Some people may wonder how viewers with visual or hearing disabilities enjoy movies, tv shows, and plays. Accessible media gives viewers access to audio or visual elements of a show, movie, or play, through their other senses. In other words, accessible media means finding different ways to depict the audio or visual aspects of media.
Below we outline how people with hearing and vision disabilities can watch TV shows, movies, and plays through accessible media, including:
- Closed captioning (CC)
- American Sign Language (ASL) interpreters
- Audio description (AD)
- Video transcripts
Hearing Aids and Assistive Listening Systems
Some viewers watch TV, movies, or plays with communication devices, such as hearing aids or assistive listening systems. Theatres may have assistive listening devices for viewers to borrow while watching a performance.
Other viewers watch TV or movies with closed captioning (CC). When people turn on the closed caption feature on their televisions, part of the screen shows the visual elements of the show. The other part of the screen shows text that:
- Displays all dialogue
- Indicates sound effects
- Briefly describes music
Movie theatres provide CC for many movies. Captions are screened at the back of the theatre. Viewers receive a small mirror so they can see the captions. Similarly, live theatres offer some performances with closed captions. Alternatively, live theatres show other performances with open captions. In this format, captions appear on a screen, so that any patron sitting near the screen can see them.
While some shows or movies include captions when the program first airs, other programs add captions later. In addition, many video streaming services provide captions. However, networks do not always include captions when they place shows on demand or on websites. This means that if viewers cannot watch an episode when it first airs, they may never watch it at all.
Sign Language (ASL) Interpretation
In addition, some TV shows include Sign Language interpretation. Likewise, some plays also feature a Sign Language interpreter. When theatres advertise which of their performances will include captions or interpretation, viewers can choose performances that will be most accessible.
Moreover, viewers may sit near the TV screen, at the front of the theatre, or at one side if they have better vision in one eye than the other. Some viewers may use a magnification device such as a monocular.
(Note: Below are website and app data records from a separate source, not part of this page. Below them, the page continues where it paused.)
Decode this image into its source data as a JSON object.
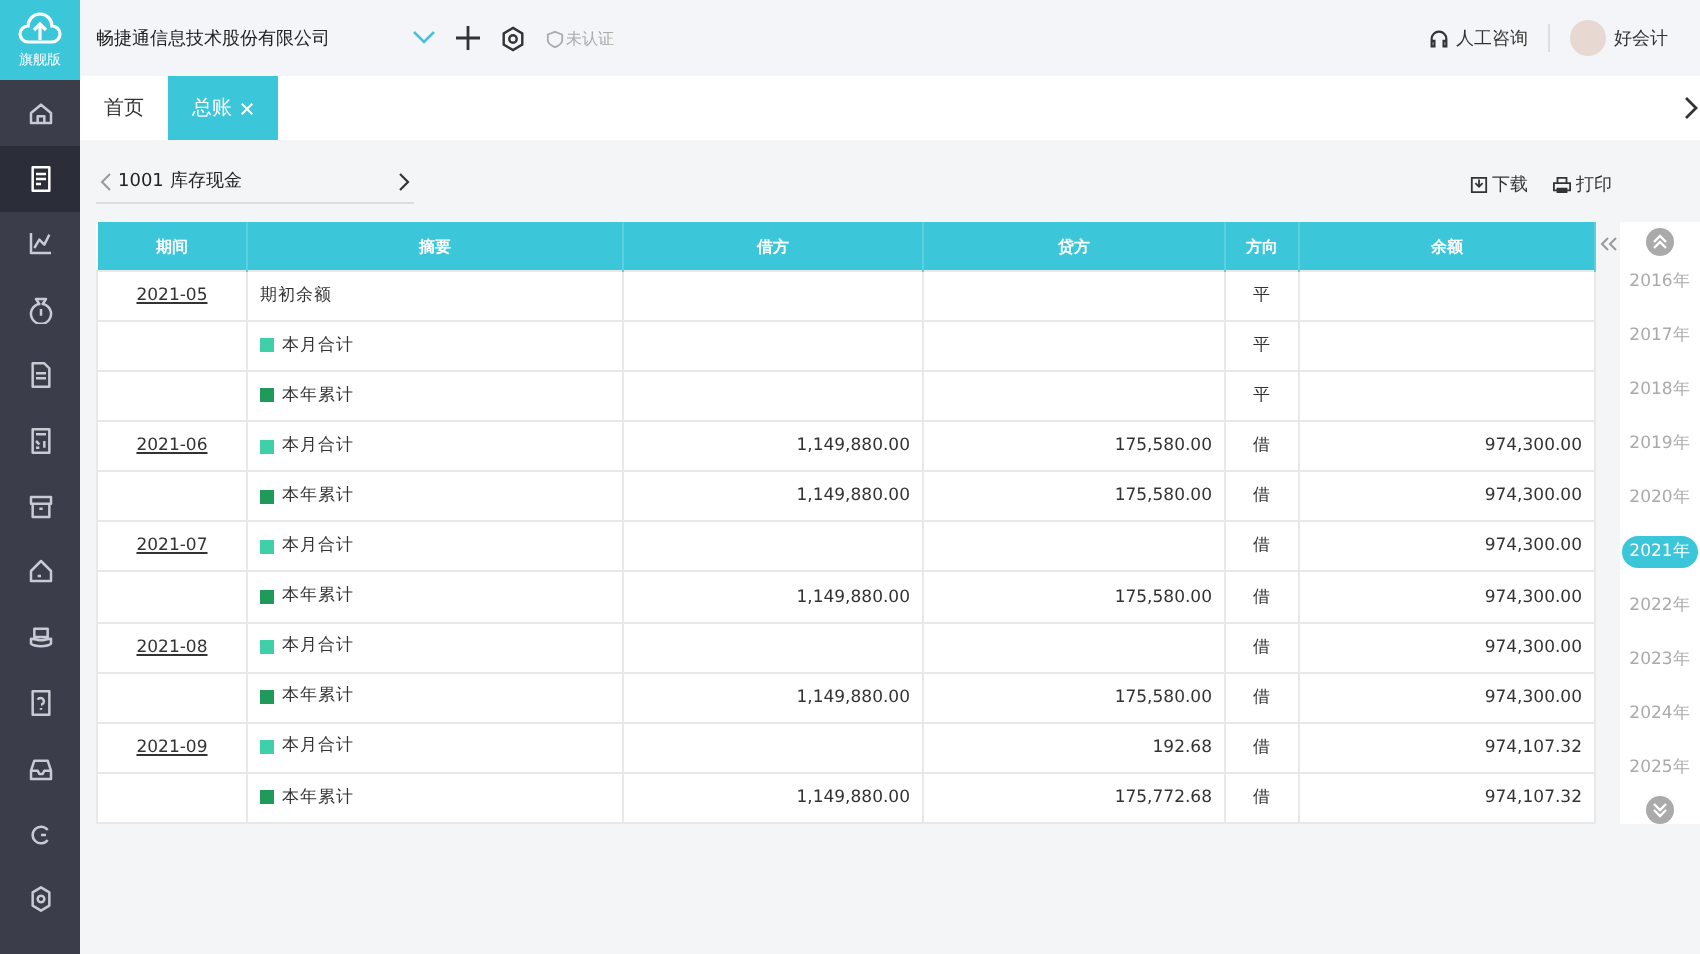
{
  "brand": {
    "label": "旗舰版"
  },
  "sidebar": {
    "items": [
      {
        "selected": false
      },
      {
        "selected": true
      },
      {
        "selected": false
      },
      {
        "selected": false
      },
      {
        "selected": false
      },
      {
        "selected": false
      },
      {
        "selected": false
      },
      {
        "selected": false
      },
      {
        "selected": false
      },
      {
        "selected": false
      },
      {
        "selected": false
      },
      {
        "selected": false
      },
      {
        "selected": false
      }
    ]
  },
  "header": {
    "company": "畅捷通信息技术股份有限公司",
    "certification": "未认证",
    "support": "人工咨询",
    "user": "好会计"
  },
  "tabs": [
    {
      "label": "首页",
      "selected": false,
      "closable": false
    },
    {
      "label": "总账",
      "selected": true,
      "closable": true
    }
  ],
  "toolbar": {
    "account": "1001 库存现金",
    "download": "下载",
    "print": "打印"
  },
  "table": {
    "columns": [
      "期间",
      "摘要",
      "借方",
      "贷方",
      "方向",
      "余额"
    ],
    "rows": [
      {
        "period": "2021-05",
        "summary": "期初余额",
        "kind": "opening",
        "debit": "",
        "credit": "",
        "direction": "平",
        "balance": ""
      },
      {
        "period": "",
        "summary": "本月合计",
        "kind": "month",
        "debit": "",
        "credit": "",
        "direction": "平",
        "balance": ""
      },
      {
        "period": "",
        "summary": "本年累计",
        "kind": "year",
        "debit": "",
        "credit": "",
        "direction": "平",
        "balance": ""
      },
      {
        "period": "2021-06",
        "summary": "本月合计",
        "kind": "month",
        "debit": "1,149,880.00",
        "credit": "175,580.00",
        "direction": "借",
        "balance": "974,300.00"
      },
      {
        "period": "",
        "summary": "本年累计",
        "kind": "year",
        "debit": "1,149,880.00",
        "credit": "175,580.00",
        "direction": "借",
        "balance": "974,300.00"
      },
      {
        "period": "2021-07",
        "summary": "本月合计",
        "kind": "month",
        "debit": "",
        "credit": "",
        "direction": "借",
        "balance": "974,300.00"
      },
      {
        "period": "",
        "summary": "本年累计",
        "kind": "year",
        "debit": "1,149,880.00",
        "credit": "175,580.00",
        "direction": "借",
        "balance": "974,300.00"
      },
      {
        "period": "2021-08",
        "summary": "本月合计",
        "kind": "month",
        "debit": "",
        "credit": "",
        "direction": "借",
        "balance": "974,300.00"
      },
      {
        "period": "",
        "summary": "本年累计",
        "kind": "year",
        "debit": "1,149,880.00",
        "credit": "175,580.00",
        "direction": "借",
        "balance": "974,300.00"
      },
      {
        "period": "2021-09",
        "summary": "本月合计",
        "kind": "month",
        "debit": "",
        "credit": "192.68",
        "direction": "借",
        "balance": "974,107.32"
      },
      {
        "period": "",
        "summary": "本年累计",
        "kind": "year",
        "debit": "1,149,880.00",
        "credit": "175,772.68",
        "direction": "借",
        "balance": "974,107.32"
      }
    ]
  },
  "years": [
    {
      "label": "2016年",
      "selected": false
    },
    {
      "label": "2017年",
      "selected": false
    },
    {
      "label": "2018年",
      "selected": false
    },
    {
      "label": "2019年",
      "selected": false
    },
    {
      "label": "2020年",
      "selected": false
    },
    {
      "label": "2021年",
      "selected": true
    },
    {
      "label": "2022年",
      "selected": false
    },
    {
      "label": "2023年",
      "selected": false
    },
    {
      "label": "2024年",
      "selected": false
    },
    {
      "label": "2025年",
      "selected": false
    }
  ]
}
Viewers who are blind often watch TV or movies with audio description (AD). When viewers turn AD on, an added audio track plays along with the sound of the program, between segments of dialogue. The narrator on the track describes visual elements of the program, such as:
- Which characters are present when a scene starts
- What characters look like, do, or see
- What is happening during montages with visual scenes and music
Audio description provides verbal versions of details that only appear visually. For instance, after a scene with angry dialogue and stomping, there might be the slamming of a door. Audio description explains which character has stormed out and how the other characters react if they say nothing.
Like closed captioning, AD is sometimes available when shows or movies air, and can be added to existing programs. Furthermore, the Canadian Broadcasting Regulatory Policy requires certain programming services to provide AD during prime-time hours. Moreover, the feature is available on many streaming services, but not on demand or on all network websites. In addition, the process to turn the feature on may depend on a viewer’s ability to read and select options from an on-screen menu. As a result, viewers cannot always turn the feature on independently.
Movie theatres offer AD for some movies using headsets programmed to play the descriptive track. However, theatres often train only one worker to know what these devices are and how to program them.
Some viewers who are blind watch shows and movies without AD. However, they have to try to guess visual details based on audible clues like dialogue, sound effects, or the mood of the music. They may also ask friends or loved ones to briefly describe what is happening on-screen.
For the most part, live theatre patrons who are blind rely on limited use of this kind of description during plays. Notably, the Stratford Festival offers live description at select performances using a device similar to the movie theatre headsets. In this case, a trained describer watches the same performance and describes visual details through a microphone.
Video transcripts sometimes include the text of both captions and audio descriptions. In this way, viewers who are deafblind have access to the sound and visuals of movies.
Technology, other senses, and family and friends help people watch their favourite shows and keep up with the latest movies.